### Aim of the task
Please work out how many lines in the material below contain the string "JSON", and answer with that number only.

### Supplied data
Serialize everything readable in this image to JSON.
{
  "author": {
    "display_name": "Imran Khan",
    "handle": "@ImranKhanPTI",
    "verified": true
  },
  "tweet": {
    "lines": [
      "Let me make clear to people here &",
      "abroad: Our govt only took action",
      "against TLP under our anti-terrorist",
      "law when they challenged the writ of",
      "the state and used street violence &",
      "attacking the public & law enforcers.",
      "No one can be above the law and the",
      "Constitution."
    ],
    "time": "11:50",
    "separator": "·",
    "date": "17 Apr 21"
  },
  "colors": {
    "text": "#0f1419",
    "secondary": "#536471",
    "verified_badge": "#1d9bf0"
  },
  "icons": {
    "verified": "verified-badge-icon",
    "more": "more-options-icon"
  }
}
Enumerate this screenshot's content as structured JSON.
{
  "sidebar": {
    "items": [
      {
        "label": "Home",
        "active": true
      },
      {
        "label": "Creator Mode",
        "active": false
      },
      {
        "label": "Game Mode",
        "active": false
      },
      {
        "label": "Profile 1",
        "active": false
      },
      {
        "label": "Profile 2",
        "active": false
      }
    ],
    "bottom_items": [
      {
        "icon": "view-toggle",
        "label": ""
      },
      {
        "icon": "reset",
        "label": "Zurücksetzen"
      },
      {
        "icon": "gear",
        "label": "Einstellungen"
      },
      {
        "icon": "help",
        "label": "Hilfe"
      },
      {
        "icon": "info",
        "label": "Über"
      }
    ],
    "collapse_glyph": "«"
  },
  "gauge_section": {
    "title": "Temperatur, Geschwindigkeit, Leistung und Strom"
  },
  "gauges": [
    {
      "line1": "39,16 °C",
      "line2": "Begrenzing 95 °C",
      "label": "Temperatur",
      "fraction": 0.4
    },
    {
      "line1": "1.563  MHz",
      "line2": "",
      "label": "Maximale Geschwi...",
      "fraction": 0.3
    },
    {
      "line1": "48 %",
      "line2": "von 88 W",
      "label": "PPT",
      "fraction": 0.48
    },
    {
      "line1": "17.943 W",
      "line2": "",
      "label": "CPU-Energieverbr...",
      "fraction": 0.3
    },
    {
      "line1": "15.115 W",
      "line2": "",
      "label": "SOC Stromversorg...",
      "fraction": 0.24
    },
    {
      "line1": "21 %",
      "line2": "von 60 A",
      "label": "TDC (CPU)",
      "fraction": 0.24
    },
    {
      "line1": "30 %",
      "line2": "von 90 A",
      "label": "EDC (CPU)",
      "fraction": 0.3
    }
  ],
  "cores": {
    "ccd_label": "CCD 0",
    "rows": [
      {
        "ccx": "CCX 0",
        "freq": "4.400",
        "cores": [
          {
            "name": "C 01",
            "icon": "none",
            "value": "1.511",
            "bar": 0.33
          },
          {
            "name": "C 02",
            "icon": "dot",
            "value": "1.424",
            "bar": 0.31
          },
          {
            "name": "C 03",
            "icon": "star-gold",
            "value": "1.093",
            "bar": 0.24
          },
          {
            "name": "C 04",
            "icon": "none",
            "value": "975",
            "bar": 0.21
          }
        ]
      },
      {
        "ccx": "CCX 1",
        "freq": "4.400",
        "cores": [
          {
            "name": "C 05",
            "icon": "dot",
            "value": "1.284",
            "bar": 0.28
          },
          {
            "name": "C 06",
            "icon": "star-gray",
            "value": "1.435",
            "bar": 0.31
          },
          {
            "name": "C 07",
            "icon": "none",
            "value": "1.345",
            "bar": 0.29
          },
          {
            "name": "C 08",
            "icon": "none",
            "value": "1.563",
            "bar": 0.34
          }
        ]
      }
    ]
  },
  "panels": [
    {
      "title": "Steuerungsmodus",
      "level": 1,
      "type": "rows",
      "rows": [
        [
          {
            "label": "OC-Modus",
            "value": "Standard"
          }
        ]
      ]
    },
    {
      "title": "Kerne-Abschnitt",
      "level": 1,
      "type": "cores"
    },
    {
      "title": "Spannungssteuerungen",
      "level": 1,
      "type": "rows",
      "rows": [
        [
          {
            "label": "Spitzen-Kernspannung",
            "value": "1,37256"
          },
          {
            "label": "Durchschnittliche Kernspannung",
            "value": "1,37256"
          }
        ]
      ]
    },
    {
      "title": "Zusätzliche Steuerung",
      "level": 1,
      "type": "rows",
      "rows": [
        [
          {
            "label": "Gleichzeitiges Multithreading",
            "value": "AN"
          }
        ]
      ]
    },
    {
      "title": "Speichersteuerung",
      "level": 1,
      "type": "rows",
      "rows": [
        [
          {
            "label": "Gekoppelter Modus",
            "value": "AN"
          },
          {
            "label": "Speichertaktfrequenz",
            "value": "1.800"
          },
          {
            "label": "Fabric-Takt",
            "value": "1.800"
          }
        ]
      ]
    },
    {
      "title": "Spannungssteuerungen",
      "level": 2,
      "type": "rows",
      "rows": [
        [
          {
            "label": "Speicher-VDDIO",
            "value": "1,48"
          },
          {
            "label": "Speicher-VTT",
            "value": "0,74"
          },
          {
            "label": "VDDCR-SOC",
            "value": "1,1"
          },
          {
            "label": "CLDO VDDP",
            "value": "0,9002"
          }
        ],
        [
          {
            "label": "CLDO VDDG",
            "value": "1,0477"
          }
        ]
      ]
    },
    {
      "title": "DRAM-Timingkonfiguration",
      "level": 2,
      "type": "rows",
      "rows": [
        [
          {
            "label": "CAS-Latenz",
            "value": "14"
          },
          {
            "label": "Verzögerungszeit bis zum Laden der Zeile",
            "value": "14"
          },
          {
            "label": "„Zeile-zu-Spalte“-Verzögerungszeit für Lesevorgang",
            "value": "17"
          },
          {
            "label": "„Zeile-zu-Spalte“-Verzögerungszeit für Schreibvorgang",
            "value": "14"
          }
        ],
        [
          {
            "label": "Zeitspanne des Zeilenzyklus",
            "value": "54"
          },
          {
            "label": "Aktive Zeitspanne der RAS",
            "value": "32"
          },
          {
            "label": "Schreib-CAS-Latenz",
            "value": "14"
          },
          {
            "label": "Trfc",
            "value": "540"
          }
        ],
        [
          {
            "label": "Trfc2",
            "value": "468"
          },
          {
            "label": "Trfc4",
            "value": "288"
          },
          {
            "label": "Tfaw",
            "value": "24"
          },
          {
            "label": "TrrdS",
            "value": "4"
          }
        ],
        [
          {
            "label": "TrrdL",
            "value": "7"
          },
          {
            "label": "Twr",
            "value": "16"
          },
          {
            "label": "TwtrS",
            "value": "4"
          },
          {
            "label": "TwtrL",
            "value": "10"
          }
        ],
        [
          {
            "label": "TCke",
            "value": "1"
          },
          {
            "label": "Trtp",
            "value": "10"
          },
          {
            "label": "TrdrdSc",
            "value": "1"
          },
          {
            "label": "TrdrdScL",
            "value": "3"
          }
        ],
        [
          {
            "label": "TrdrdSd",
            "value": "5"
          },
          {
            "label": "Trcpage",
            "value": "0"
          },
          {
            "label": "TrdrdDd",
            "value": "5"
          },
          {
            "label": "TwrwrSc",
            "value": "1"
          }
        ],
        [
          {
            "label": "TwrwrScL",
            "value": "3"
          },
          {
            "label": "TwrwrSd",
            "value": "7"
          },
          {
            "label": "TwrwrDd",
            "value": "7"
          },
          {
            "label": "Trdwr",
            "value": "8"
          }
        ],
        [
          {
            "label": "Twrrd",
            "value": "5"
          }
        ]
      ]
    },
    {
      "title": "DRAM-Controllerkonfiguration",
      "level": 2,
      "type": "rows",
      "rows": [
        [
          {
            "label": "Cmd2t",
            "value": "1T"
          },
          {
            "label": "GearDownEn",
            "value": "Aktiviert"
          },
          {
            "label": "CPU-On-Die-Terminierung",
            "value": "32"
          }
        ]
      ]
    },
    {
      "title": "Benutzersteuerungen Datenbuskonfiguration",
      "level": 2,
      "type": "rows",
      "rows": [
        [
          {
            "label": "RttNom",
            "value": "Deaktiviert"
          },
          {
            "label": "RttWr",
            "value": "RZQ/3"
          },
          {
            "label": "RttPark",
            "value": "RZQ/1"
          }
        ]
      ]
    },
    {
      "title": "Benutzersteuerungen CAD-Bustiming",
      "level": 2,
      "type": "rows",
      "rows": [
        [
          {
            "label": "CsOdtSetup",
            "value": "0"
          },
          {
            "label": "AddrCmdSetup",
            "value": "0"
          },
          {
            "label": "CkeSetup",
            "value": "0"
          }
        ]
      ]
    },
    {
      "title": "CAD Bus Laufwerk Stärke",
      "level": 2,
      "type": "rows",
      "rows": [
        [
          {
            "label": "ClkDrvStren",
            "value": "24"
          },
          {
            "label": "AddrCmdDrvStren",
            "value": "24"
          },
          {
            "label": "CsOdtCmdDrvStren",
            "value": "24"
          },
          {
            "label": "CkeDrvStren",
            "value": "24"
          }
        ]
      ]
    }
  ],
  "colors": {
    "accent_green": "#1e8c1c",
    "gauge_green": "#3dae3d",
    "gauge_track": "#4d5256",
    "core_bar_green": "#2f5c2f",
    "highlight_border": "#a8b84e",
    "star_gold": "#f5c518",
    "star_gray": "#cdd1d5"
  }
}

### Worked solution
2